Figure 8, is a newspaper extract describing floods in Sheffield in June 2007.
1) Give two pieces of evidence that suggest Sheffield experienced extreme weather
conditions before the flood (2 marks).
2) Describe the different
ways in which people’s
lives were affected by
the extreme weather in
Sheffield in June 2007.
1)
- Wettest June in 120 years of records being kept (1)
- This was 44mm higher than the second highest year in 1982 (1)
- 50mm of rain fell in just 1 day (1)
2)
-
Businesses were destroyed so people would lose their jobs
Workers were trapped in factories
Families were airlifted from their flooded flats
Shops and restaurants were destroyed
Railways were disrupted so people could not get home or to work
Goods were unable to be moved around the area so businesses
would suffer.
The Causes of Climate Change
Climate change: the Earth’s climate has always changed naturally over time. One
reason for this is thought to be that the Earth’s orbit varies around the sun, which has
led to ice ages and warmer periods.
.
Evidence for climate change – BBC class clip
http://www.bbc.co.uk/learningzone/clips/evidence-for-globalwarming-sea-level-change/1497.html
Global warming: an increase in world temperatures as a result of the increase in
greenhouse gases (carbon dioxide, methane, CFCs and nitrous oxide) in the atmosphere
brought about by:
- the burning of fossil fuels e.g. coal, oil and natural gas for industry and transport, and
to heat our homes
- Clearing rainforests (which act as ‘carbon sinks’ to naturally absorb excess carbon
dioxide from the atmosphere
- Farming (particularly cattle farming, which generates methane)
Some people, particularly in the media, have linked these recent extreme weather
events (particularly the European heatwave of 2003) to global warming. Although
extreme weather events may become more frequent as the atmosphere warms up, no
individual can be blamed on global warming. Evidence would have to be drawn from a
much longer period of time- hundreds of years- before any reliable links can be made
Greenhouse effect- a completely natural process where gases in the atmosphere trap
the heat from the sun. The gases act like the glass in a greenhouse- they let heat in but
prevent some of it from getting back out.
Greenhouse gases are essential to keep the Earth warm.
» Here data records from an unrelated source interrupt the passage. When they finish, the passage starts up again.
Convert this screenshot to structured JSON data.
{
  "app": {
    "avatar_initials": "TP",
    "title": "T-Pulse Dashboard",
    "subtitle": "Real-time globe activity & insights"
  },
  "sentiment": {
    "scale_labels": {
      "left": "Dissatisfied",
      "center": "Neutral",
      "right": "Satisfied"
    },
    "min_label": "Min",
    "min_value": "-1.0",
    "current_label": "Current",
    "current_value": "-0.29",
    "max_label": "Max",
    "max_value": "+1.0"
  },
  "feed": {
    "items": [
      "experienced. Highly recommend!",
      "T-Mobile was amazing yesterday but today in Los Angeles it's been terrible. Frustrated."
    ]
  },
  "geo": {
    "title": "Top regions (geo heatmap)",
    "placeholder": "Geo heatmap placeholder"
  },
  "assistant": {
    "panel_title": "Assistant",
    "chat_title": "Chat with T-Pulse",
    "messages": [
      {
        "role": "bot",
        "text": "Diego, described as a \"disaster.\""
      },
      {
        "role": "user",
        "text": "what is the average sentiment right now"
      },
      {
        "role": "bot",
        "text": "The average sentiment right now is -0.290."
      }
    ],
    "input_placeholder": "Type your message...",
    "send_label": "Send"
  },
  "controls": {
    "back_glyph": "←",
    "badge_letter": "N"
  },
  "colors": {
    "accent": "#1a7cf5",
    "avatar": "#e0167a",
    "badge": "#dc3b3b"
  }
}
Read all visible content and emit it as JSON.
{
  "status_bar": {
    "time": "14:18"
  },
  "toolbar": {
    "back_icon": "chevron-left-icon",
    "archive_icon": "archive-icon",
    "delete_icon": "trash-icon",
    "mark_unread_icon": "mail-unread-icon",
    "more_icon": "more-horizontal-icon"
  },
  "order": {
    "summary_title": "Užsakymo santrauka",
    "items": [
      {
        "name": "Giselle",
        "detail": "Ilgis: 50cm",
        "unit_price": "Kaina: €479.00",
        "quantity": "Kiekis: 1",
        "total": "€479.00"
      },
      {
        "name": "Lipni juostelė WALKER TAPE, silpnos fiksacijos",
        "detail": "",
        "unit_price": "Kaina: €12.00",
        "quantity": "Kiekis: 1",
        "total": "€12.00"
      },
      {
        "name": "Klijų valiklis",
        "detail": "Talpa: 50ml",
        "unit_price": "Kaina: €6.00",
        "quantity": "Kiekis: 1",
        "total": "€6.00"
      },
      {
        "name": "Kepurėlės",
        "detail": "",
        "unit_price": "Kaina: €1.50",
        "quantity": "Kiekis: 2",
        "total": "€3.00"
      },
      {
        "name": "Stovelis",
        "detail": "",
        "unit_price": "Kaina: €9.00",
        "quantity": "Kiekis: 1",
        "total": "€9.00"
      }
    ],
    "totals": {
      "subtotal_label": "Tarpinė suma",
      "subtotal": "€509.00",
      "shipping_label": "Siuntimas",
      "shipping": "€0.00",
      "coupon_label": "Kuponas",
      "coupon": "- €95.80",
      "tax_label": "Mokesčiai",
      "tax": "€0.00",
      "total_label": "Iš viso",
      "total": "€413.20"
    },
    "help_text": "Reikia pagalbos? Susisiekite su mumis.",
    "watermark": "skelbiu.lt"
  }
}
Without them, most of the
planet would be a frozen wasteland.
As the greenhouse gases in the atmosphere increase, we are getting an
enhanced greenhouse effect (the greenhouse effect is working more
strongly). This is leading to an increase in average temperatures around the
world- global warming. As a result more people believe that the climate is
changing because of human activities.
The average global temperature has increased steeply in the last 10 years, but if you look
over a longer time period, you can see that the average global temperature has risen and
fallen. For instance, the rate of increase in temperature between 1910 and 1920 was about
the same as the rate of increase between 2000 and today, but there were steep drops in
average global temperature in the years 1900-1910 and 1940-1950. However, the overall
trend has generally been upwards since 1950- but at different rates- so the picture is not a
straightforward one.
Natural processes- show global temperature change from 900 to about 1900 (including a
warm period and mini ice age). These are know as climate change sceptics.
The consequences of Climate Change
Coastal flooding from rising sea levels
Wider spread of insects
pests e.g. malarial
mosquitoes
More frequent and severe droughts
Sea warming reduces
supplies of plankton
Snow and ice melt in the
mountains
1) Outline one possible cause of global climate change (2 marks)
2) Study Figure 6 on the insert, which shows the predicted global, Northern
hemisphere and Southern hemisphere temperature change from 2000 to 2100.
Describe the trends shown by the graph (4 marks)
 The world increases by 0.2 degrees by
2010 and has gone down to 0.1
degrees by 2020. It then goes up to 0.6
degrees by 2030.
 Increases are greater in the Northern hemisphere after 2030, when temperatures
everywhere have increased by 1degrees
 The trends fluctuate with rises and falls occurring every so many years e.g. the start of
decades 2040 and 2050 and 2070.
 Increases in the two hemispheres diverge and there is a predicted difference of 1.5 degrees
by 2100.